BEGIN SUPPLIED RECORDS

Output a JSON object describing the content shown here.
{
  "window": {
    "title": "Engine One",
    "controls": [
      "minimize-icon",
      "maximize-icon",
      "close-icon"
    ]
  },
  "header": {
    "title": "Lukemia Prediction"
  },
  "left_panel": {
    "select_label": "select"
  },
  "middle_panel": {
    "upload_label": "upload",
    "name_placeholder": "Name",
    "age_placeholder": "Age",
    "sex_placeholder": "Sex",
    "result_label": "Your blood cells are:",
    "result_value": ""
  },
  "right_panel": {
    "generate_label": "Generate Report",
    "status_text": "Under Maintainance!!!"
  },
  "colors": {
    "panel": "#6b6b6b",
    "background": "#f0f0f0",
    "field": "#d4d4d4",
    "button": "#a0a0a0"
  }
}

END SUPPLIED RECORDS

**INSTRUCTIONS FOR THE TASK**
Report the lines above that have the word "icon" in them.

**ANSWER AREA**
      "minimize-icon",
      "maximize-icon",
      "close-icon"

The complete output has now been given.